Elections season is on us again. On the talk shows, I hear more and more callers, and often hosts, grossly misusing percentages in the service of fallacious claims. Politicians won’t be far behind. Here we go again, I am thinking; I have been here before. Got to explain again.
This time, I am taking names. And there will be a quiz, and it will count toward the final grade.
Pay attention; slow down.
It’s 2000, I, JD, earn $60 as a machinist. My wife K earns $40 keeping accounts for others with the help of some sophisticate software. I am earning what percentage of our joint income?
60/60+40 = 60%
It’s 2010, I, JD, now earn $90 as a machinist, My wife K’s business has taken flight. She uses more sophisticated software. She has more customers than she can handle. She earns $120.
My share of our new joint income is now:
90/90+120 = 42%
The percentage of our joint income that I produce has declined. It has declined a lot; it has declined by almost 1/3.
Has the value of my production declined? Slow down!
The answer is clearly “no.” The value of my production has increased by half (from 60 to 90). That’s not bad at all. At any rate, it ‘s obviously an increase.
Think it through. Do the arithmetic yourself. There is no trick. It’s the simple math you did not learn in third grade because you hated the teacher.
In the simple example above, my income represents the value of American manufacturing. My wife’s income represents the value of the mysterious and illogical category “services.”
The percentage of the value of manufacturing relative to the total GDP of this country has been going down steadily because the value of US services has gone up even faster.
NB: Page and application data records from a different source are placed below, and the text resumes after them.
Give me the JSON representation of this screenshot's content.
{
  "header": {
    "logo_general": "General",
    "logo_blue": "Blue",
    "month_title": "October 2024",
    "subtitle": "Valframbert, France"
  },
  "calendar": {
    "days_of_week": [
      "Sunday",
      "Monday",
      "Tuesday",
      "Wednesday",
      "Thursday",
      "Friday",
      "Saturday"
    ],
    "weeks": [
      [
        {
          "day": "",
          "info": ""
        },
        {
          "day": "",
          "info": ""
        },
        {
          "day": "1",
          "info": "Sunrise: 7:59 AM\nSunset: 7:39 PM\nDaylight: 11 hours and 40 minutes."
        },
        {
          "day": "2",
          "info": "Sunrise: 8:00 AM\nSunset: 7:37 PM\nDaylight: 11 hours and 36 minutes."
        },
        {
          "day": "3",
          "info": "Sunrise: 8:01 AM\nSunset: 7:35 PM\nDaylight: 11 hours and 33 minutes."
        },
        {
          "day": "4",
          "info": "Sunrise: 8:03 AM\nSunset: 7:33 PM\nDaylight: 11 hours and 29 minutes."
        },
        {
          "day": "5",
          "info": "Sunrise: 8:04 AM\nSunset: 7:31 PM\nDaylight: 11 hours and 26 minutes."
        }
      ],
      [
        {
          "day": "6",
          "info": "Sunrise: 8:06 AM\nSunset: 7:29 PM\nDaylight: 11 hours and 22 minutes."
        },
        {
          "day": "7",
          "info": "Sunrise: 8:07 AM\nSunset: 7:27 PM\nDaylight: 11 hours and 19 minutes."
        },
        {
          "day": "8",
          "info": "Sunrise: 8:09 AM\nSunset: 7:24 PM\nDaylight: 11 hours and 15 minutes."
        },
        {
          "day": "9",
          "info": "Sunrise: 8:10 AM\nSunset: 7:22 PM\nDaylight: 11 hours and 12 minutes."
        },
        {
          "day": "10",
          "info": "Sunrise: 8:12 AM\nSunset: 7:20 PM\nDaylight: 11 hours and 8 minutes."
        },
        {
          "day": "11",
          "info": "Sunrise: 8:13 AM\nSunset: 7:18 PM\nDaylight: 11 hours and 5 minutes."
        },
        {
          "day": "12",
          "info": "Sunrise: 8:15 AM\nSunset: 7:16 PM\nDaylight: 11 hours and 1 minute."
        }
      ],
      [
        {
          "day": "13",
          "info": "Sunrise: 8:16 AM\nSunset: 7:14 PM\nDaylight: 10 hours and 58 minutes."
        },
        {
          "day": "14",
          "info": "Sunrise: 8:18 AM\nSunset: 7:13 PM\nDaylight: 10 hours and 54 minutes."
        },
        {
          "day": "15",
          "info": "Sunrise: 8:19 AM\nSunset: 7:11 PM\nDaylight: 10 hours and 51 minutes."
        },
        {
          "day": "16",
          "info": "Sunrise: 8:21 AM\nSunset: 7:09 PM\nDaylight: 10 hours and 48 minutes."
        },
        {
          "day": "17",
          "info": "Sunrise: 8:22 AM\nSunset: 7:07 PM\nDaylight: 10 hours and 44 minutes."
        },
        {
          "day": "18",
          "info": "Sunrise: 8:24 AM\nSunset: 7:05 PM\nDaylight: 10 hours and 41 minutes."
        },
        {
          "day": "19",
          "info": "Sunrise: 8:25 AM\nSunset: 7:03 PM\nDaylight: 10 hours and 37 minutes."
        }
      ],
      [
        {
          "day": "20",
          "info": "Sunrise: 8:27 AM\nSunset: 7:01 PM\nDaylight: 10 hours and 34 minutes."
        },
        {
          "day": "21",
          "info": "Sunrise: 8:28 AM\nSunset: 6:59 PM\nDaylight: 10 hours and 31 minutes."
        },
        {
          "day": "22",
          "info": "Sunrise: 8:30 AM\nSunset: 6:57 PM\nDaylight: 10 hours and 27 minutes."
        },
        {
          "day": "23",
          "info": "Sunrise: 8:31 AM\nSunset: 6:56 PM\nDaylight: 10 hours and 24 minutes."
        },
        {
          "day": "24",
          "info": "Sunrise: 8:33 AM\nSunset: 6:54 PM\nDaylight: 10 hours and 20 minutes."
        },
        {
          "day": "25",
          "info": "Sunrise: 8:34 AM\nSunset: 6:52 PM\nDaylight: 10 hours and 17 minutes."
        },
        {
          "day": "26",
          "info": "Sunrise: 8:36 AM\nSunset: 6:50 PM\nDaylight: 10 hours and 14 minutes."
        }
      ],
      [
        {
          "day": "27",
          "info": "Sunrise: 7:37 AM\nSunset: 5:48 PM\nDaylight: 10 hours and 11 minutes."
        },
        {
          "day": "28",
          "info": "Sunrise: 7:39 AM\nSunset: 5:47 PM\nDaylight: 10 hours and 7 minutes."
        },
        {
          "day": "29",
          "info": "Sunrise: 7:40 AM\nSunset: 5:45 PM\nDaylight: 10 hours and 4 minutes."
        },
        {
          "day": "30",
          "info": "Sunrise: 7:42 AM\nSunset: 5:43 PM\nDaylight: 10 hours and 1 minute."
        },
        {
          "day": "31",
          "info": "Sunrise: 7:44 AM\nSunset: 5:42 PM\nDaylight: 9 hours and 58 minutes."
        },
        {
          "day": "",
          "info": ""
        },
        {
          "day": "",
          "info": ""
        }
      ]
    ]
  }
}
The absolute value of American manufacturing has only gone up and up, and going up. America has not become “de-industrialized,” contrary to a common but false perception.
The misperception has two main sources:
1 Many media commentators and perhaps even more politicians don’t understand simple percentages. See above.
2 The number of manufacturing jobs has declined even as the value of that which they manufacture has gone up.
Here is a solution to the drying up of manufacturing jobs: Take away machine tools from one metal worker in three; give him a hammer instead. You want even more manufacturing jobs, lots of them? Remove the software from textile weaving plants. Program their machines by hand as they did in 1910.
You don’t like the idea? Time for a serious discussion.
Now let’s go back up a little.
The quite good rise in the value of manufactures and the even greater rise in the value of whatever services produce, these two things are related. Better and better, more and more efficient manufacturing provides the resources for more services. We can afford more waiters, more surgeons, more teachers, more acupuncturists, more therapists, more life coaches, more “color advisers” (I live in Santa Cruz, California) because, collectively, we produce more hard necessities much more cheaply than our close ancestors did. Hard necessities include cars, soap, oatmeal, shovels, bricks and nails. Why, nails used to be forged by hand! I own some hand-forged nails from making repairs on my 1906 house.
When you hear, for example, that manufacturing now contributes only 30% of US GDP, it does not mean that there is less manufacturing being done in this country. To figure out the reality, you have to get out of percentages completely. Period!
If my income used to be $60 and it’s now $50 then, yes, it has declined. If it’s now $65, my income has risen. Period! That’s true irrespective of percentage contribution to anything.
Tech note: Don’t get tripped by the separate issue of the changing value of money. There are inflation/deflation calculators on the Internet that do a good enough job of dealing with this issue. I recommend that you consider one train of thought at a time.
Nearly everyone is overestimating himself. That’s the problem.
Speaking of GDP (Gross Domestic Product), a National Public Radio chickie announced breathlessly a couple of weeks ago that China would soon pass the US in GDP. I could hear fearful emotion in her voice, as if some bastard had threatened to cut up her credit card.
Here is the truth: We may soon see the day when 1,400 million Chinese produce as much together as: 314 million Americans.
Personally, I can’t wait for the Chinese to do better, to make their percentage of global joint production much higher.
Question: When the Chinese GDP reaches 60% of world joint GDP, will I be poorer?